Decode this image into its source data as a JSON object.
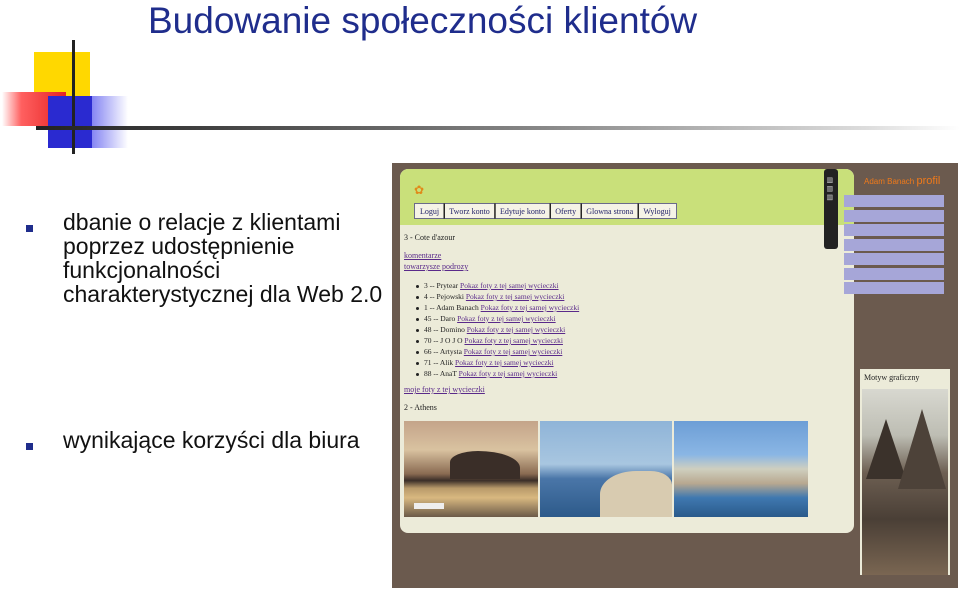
{
  "slide": {
    "title": "Budowanie społeczności klientów",
    "bullets": [
      "dbanie o relacje z klientami poprzez udostępnienie funkcjonalności charakterystycznej dla Web 2.0",
      "wynikające korzyści dla biura"
    ]
  },
  "screenshot": {
    "nav": [
      "Loguj",
      "Tworz konto",
      "Edytuje konto",
      "Oferty",
      "Glowna strona",
      "Wyloguj"
    ],
    "trip_title": "3 - Cote d'azour",
    "link_comments": "komentarze",
    "link_companions": "towarzysze podrozy",
    "entries": [
      {
        "label": "3 -- Prytear",
        "link": "Pokaz foty z tej samej wycieczki"
      },
      {
        "label": "4 -- Pejowski",
        "link": "Pokaz foty z tej samej wycieczki"
      },
      {
        "label": "1 -- Adam Banach",
        "link": "Pokaz foty z tej samej wycieczki"
      },
      {
        "label": "45 -- Daro",
        "link": "Pokaz foty z tej samej wycieczki"
      },
      {
        "label": "48 -- Domino",
        "link": "Pokaz foty z tej samej wycieczki"
      },
      {
        "label": "70 -- J O J O",
        "link": "Pokaz foty z tej samej wycieczki"
      },
      {
        "label": "66 -- Artysta",
        "link": "Pokaz foty z tej samej wycieczki"
      },
      {
        "label": "71 -- Alik",
        "link": "Pokaz foty z tej samej wycieczki"
      },
      {
        "label": "88 -- AnaT",
        "link": "Pokaz foty z tej samej wycieczki"
      }
    ],
    "my_photos_link": "moje foty z tej wycieczki",
    "second_trip": "2 - Athens",
    "profile_owner": "Adam Banach",
    "profile_word": "profil",
    "motif_label": "Motyw graficzny"
  },
  "colors": {
    "title": "#1f2d8c",
    "panel_bg": "#6b5a4e",
    "header_green": "#c9e07a",
    "menu_purple": "#a6a6d8"
  }
}
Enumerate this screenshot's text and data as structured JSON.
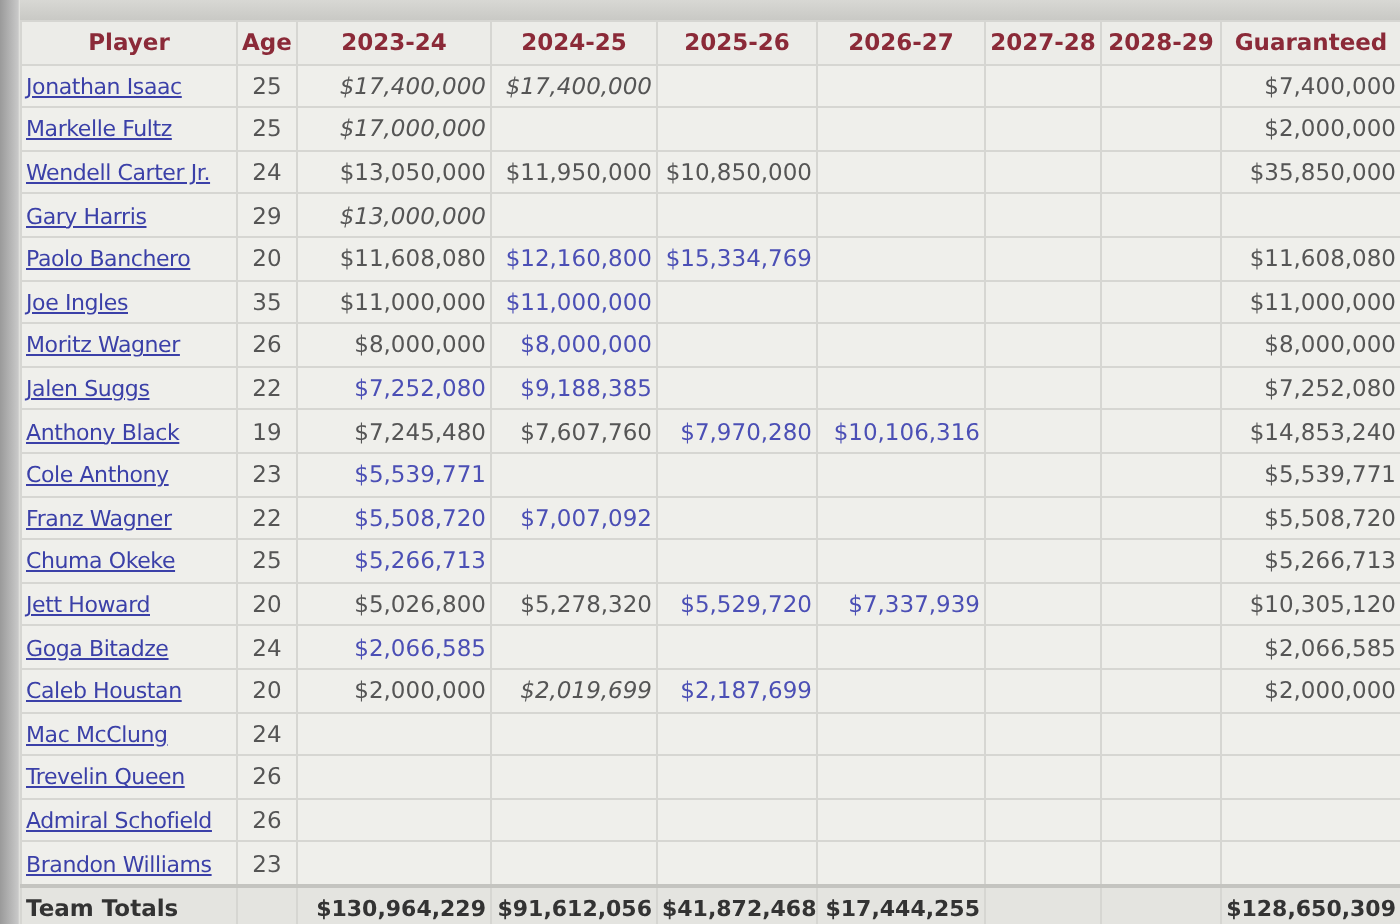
{
  "table": {
    "columns": [
      "Player",
      "Age",
      "2023-24",
      "2024-25",
      "2025-26",
      "2026-27",
      "2027-28",
      "2028-29",
      "Guaranteed"
    ],
    "rows": [
      {
        "cells": [
          "Jonathan Isaac",
          "25",
          {
            "text": "$17,400,000",
            "kind": "italic"
          },
          {
            "text": "$17,400,000",
            "kind": "italic"
          },
          "",
          "",
          "",
          "",
          {
            "text": "$7,400,000",
            "kind": "standard"
          }
        ]
      },
      {
        "cells": [
          "Markelle Fultz",
          "25",
          {
            "text": "$17,000,000",
            "kind": "italic"
          },
          "",
          "",
          "",
          "",
          "",
          {
            "text": "$2,000,000",
            "kind": "standard"
          }
        ]
      },
      {
        "cells": [
          "Wendell Carter Jr.",
          "24",
          {
            "text": "$13,050,000",
            "kind": "standard"
          },
          {
            "text": "$11,950,000",
            "kind": "standard"
          },
          {
            "text": "$10,850,000",
            "kind": "standard"
          },
          "",
          "",
          "",
          {
            "text": "$35,850,000",
            "kind": "standard"
          }
        ]
      },
      {
        "cells": [
          "Gary Harris",
          "29",
          {
            "text": "$13,000,000",
            "kind": "italic"
          },
          "",
          "",
          "",
          "",
          "",
          ""
        ]
      },
      {
        "cells": [
          "Paolo Banchero",
          "20",
          {
            "text": "$11,608,080",
            "kind": "standard"
          },
          {
            "text": "$12,160,800",
            "kind": "option"
          },
          {
            "text": "$15,334,769",
            "kind": "option"
          },
          "",
          "",
          "",
          {
            "text": "$11,608,080",
            "kind": "standard"
          }
        ]
      },
      {
        "cells": [
          "Joe Ingles",
          "35",
          {
            "text": "$11,000,000",
            "kind": "standard"
          },
          {
            "text": "$11,000,000",
            "kind": "option"
          },
          "",
          "",
          "",
          "",
          {
            "text": "$11,000,000",
            "kind": "standard"
          }
        ]
      },
      {
        "cells": [
          "Moritz Wagner",
          "26",
          {
            "text": "$8,000,000",
            "kind": "standard"
          },
          {
            "text": "$8,000,000",
            "kind": "option"
          },
          "",
          "",
          "",
          "",
          {
            "text": "$8,000,000",
            "kind": "standard"
          }
        ]
      },
      {
        "cells": [
          "Jalen Suggs",
          "22",
          {
            "text": "$7,252,080",
            "kind": "option"
          },
          {
            "text": "$9,188,385",
            "kind": "option"
          },
          "",
          "",
          "",
          "",
          {
            "text": "$7,252,080",
            "kind": "standard"
          }
        ]
      },
      {
        "cells": [
          "Anthony Black",
          "19",
          {
            "text": "$7,245,480",
            "kind": "standard"
          },
          {
            "text": "$7,607,760",
            "kind": "standard"
          },
          {
            "text": "$7,970,280",
            "kind": "option"
          },
          {
            "text": "$10,106,316",
            "kind": "option"
          },
          "",
          "",
          {
            "text": "$14,853,240",
            "kind": "standard"
          }
        ]
      },
      {
        "cells": [
          "Cole Anthony",
          "23",
          {
            "text": "$5,539,771",
            "kind": "option"
          },
          "",
          "",
          "",
          "",
          "",
          {
            "text": "$5,539,771",
            "kind": "standard"
          }
        ]
      },
      {
        "cells": [
          "Franz Wagner",
          "22",
          {
            "text": "$5,508,720",
            "kind": "option"
          },
          {
            "text": "$7,007,092",
            "kind": "option"
          },
          "",
          "",
          "",
          "",
          {
            "text": "$5,508,720",
            "kind": "standard"
          }
        ]
      },
      {
        "cells": [
          "Chuma Okeke",
          "25",
          {
            "text": "$5,266,713",
            "kind": "option"
          },
          "",
          "",
          "",
          "",
          "",
          {
            "text": "$5,266,713",
            "kind": "standard"
          }
        ]
      },
      {
        "cells": [
          "Jett Howard",
          "20",
          {
            "text": "$5,026,800",
            "kind": "standard"
          },
          {
            "text": "$5,278,320",
            "kind": "standard"
          },
          {
            "text": "$5,529,720",
            "kind": "option"
          },
          {
            "text": "$7,337,939",
            "kind": "option"
          },
          "",
          "",
          {
            "text": "$10,305,120",
            "kind": "standard"
          }
        ]
      },
      {
        "cells": [
          "Goga Bitadze",
          "24",
          {
            "text": "$2,066,585",
            "kind": "option"
          },
          "",
          "",
          "",
          "",
          "",
          {
            "text": "$2,066,585",
            "kind": "standard"
          }
        ]
      },
      {
        "cells": [
          "Caleb Houstan",
          "20",
          {
            "text": "$2,000,000",
            "kind": "standard"
          },
          {
            "text": "$2,019,699",
            "kind": "italic"
          },
          {
            "text": "$2,187,699",
            "kind": "option"
          },
          "",
          "",
          "",
          {
            "text": "$2,000,000",
            "kind": "standard"
          }
        ]
      },
      {
        "cells": [
          "Mac McClung",
          "24",
          "",
          "",
          "",
          "",
          "",
          "",
          ""
        ]
      },
      {
        "cells": [
          "Trevelin Queen",
          "26",
          "",
          "",
          "",
          "",
          "",
          "",
          ""
        ]
      },
      {
        "cells": [
          "Admiral Schofield",
          "26",
          "",
          "",
          "",
          "",
          "",
          "",
          ""
        ]
      },
      {
        "cells": [
          "Brandon Williams",
          "23",
          "",
          "",
          "",
          "",
          "",
          "",
          ""
        ]
      }
    ],
    "totals": {
      "cells": [
        "Team Totals",
        "",
        "$130,964,229",
        "$91,612,056",
        "$41,872,468",
        "$17,444,255",
        "",
        "",
        "$128,650,309"
      ]
    }
  }
}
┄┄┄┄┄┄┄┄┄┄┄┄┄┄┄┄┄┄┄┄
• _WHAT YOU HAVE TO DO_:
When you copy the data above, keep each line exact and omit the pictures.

• _RESULT OF THIS EXERCISE_:
Decode this image into its source data as a JSON object.
{
  "slide": {
    "title": "Budowanie społeczności klientów",
    "bullets": [
      "dbanie o relacje z klientami poprzez udostępnienie funkcjonalności charakterystycznej dla Web 2.0",
      "wynikające korzyści dla biura"
    ]
  },
  "screenshot": {
    "nav": [
      "Loguj",
      "Tworz konto",
      "Edytuje konto",
      "Oferty",
      "Glowna strona",
      "Wyloguj"
    ],
    "trip_title": "3 - Cote d'azour",
    "link_comments": "komentarze",
    "link_companions": "towarzysze podrozy",
    "entries": [
      {
        "label": "3 -- Prytear",
        "link": "Pokaz foty z tej samej wycieczki"
      },
      {
        "label": "4 -- Pejowski",
        "link": "Pokaz foty z tej samej wycieczki"
      },
      {
        "label": "1 -- Adam Banach",
        "link": "Pokaz foty z tej samej wycieczki"
      },
      {
        "label": "45 -- Daro",
        "link": "Pokaz foty z tej samej wycieczki"
      },
      {
        "label": "48 -- Domino",
        "link": "Pokaz foty z tej samej wycieczki"
      },
      {
        "label": "70 -- J O J O",
        "link": "Pokaz foty z tej samej wycieczki"
      },
      {
        "label": "66 -- Artysta",
        "link": "Pokaz foty z tej samej wycieczki"
      },
      {
        "label": "71 -- Alik",
        "link": "Pokaz foty z tej samej wycieczki"
      },
      {
        "label": "88 -- AnaT",
        "link": "Pokaz foty z tej samej wycieczki"
      }
    ],
    "my_photos_link": "moje foty z tej wycieczki",
    "second_trip": "2 - Athens",
    "profile_owner": "Adam Banach",
    "profile_word": "profil",
    "motif_label": "Motyw graficzny"
  },
  "colors": {
    "title": "#1f2d8c",
    "panel_bg": "#6b5a4e",
    "header_green": "#c9e07a",
    "menu_purple": "#a6a6d8"
  }
}
Enumerate this screenshot's text and data as structured JSON.
{
  "table": {
    "columns": [
      "Player",
      "Age",
      "2023-24",
      "2024-25",
      "2025-26",
      "2026-27",
      "2027-28",
      "2028-29",
      "Guaranteed"
    ],
    "rows": [
      {
        "cells": [
          "Jonathan Isaac",
          "25",
          {
            "text": "$17,400,000",
            "kind": "italic"
          },
          {
            "text": "$17,400,000",
            "kind": "italic"
          },
          "",
          "",
          "",
          "",
          {
            "text": "$7,400,000",
            "kind": "standard"
          }
        ]
      },
      {
        "cells": [
          "Markelle Fultz",
          "25",
          {
            "text": "$17,000,000",
            "kind": "italic"
          },
          "",
          "",
          "",
          "",
          "",
          {
            "text": "$2,000,000",
            "kind": "standard"
          }
        ]
      },
      {
        "cells": [
          "Wendell Carter Jr.",
          "24",
          {
            "text": "$13,050,000",
            "kind": "standard"
          },
          {
            "text": "$11,950,000",
            "kind": "standard"
          },
          {
            "text": "$10,850,000",
            "kind": "standard"
          },
          "",
          "",
          "",
          {
            "text": "$35,850,000",
            "kind": "standard"
          }
        ]
      },
      {
        "cells": [
          "Gary Harris",
          "29",
          {
            "text": "$13,000,000",
            "kind": "italic"
          },
          "",
          "",
          "",
          "",
          "",
          ""
        ]
      },
      {
        "cells": [
          "Paolo Banchero",
          "20",
          {
            "text": "$11,608,080",
            "kind": "standard"
          },
          {
            "text": "$12,160,800",
            "kind": "option"
          },
          {
            "text": "$15,334,769",
            "kind": "option"
          },
          "",
          "",
          "",
          {
            "text": "$11,608,080",
            "kind": "standard"
          }
        ]
      },
      {
        "cells": [
          "Joe Ingles",
          "35",
          {
            "text": "$11,000,000",
            "kind": "standard"
          },
          {
            "text": "$11,000,000",
            "kind": "option"
          },
          "",
          "",
          "",
          "",
          {
            "text": "$11,000,000",
            "kind": "standard"
          }
        ]
      },
      {
        "cells": [
          "Moritz Wagner",
          "26",
          {
            "text": "$8,000,000",
            "kind": "standard"
          },
          {
            "text": "$8,000,000",
            "kind": "option"
          },
          "",
          "",
          "",
          "",
          {
            "text": "$8,000,000",
            "kind": "standard"
          }
        ]
      },
      {
        "cells": [
          "Jalen Suggs",
          "22",
          {
            "text": "$7,252,080",
            "kind": "option"
          },
          {
            "text": "$9,188,385",
            "kind": "option"
          },
          "",
          "",
          "",
          "",
          {
            "text": "$7,252,080",
            "kind": "standard"
          }
        ]
      },
      {
        "cells": [
          "Anthony Black",
          "19",
          {
            "text": "$7,245,480",
            "kind": "standard"
          },
          {
            "text": "$7,607,760",
            "kind": "standard"
          },
          {
            "text": "$7,970,280",
            "kind": "option"
          },
          {
            "text": "$10,106,316",
            "kind": "option"
          },
          "",
          "",
          {
            "text": "$14,853,240",
            "kind": "standard"
          }
        ]
      },
      {
        "cells": [
          "Cole Anthony",
          "23",
          {
            "text": "$5,539,771",
            "kind": "option"
          },
          "",
          "",
          "",
          "",
          "",
          {
            "text": "$5,539,771",
            "kind": "standard"
          }
        ]
      },
      {
        "cells": [
          "Franz Wagner",
          "22",
          {
            "text": "$5,508,720",
            "kind": "option"
          },
          {
            "text": "$7,007,092",
            "kind": "option"
          },
          "",
          "",
          "",
          "",
          {
            "text": "$5,508,720",
            "kind": "standard"
          }
        ]
      },
      {
        "cells": [
          "Chuma Okeke",
          "25",
          {
            "text": "$5,266,713",
            "kind": "option"
          },
          "",
          "",
          "",
          "",
          "",
          {
            "text": "$5,266,713",
            "kind": "standard"
          }
        ]
      },
      {
        "cells": [
          "Jett Howard",
          "20",
          {
            "text": "$5,026,800",
            "kind": "standard"
          },
          {
            "text": "$5,278,320",
            "kind": "standard"
          },
          {
            "text": "$5,529,720",
            "kind": "option"
          },
          {
            "text": "$7,337,939",
            "kind": "option"
          },
          "",
          "",
          {
            "text": "$10,305,120",
            "kind": "standard"
          }
        ]
      },
      {
        "cells": [
          "Goga Bitadze",
          "24",
          {
            "text": "$2,066,585",
            "kind": "option"
          },
          "",
          "",
          "",
          "",
          "",
          {
            "text": "$2,066,585",
            "kind": "standard"
          }
        ]
      },
      {
        "cells": [
          "Caleb Houstan",
          "20",
          {
            "text": "$2,000,000",
            "kind": "standard"
          },
          {
            "text": "$2,019,699",
            "kind": "italic"
          },
          {
            "text": "$2,187,699",
            "kind": "option"
          },
          "",
          "",
          "",
          {
            "text": "$2,000,000",
            "kind": "standard"
          }
        ]
      },
      {
        "cells": [
          "Mac McClung",
          "24",
          "",
          "",
          "",
          "",
          "",
          "",
          ""
        ]
      },
      {
        "cells": [
          "Trevelin Queen",
          "26",
          "",
          "",
          "",
          "",
          "",
          "",
          ""
        ]
      },
      {
        "cells": [
          "Admiral Schofield",
          "26",
          "",
          "",
          "",
          "",
          "",
          "",
          ""
        ]
      },
      {
        "cells": [
          "Brandon Williams",
          "23",
          "",
          "",
          "",
          "",
          "",
          "",
          ""
        ]
      }
    ],
    "totals": {
      "cells": [
        "Team Totals",
        "",
        "$130,964,229",
        "$91,612,056",
        "$41,872,468",
        "$17,444,255",
        "",
        "",
        "$128,650,309"
      ]
    }
  }
}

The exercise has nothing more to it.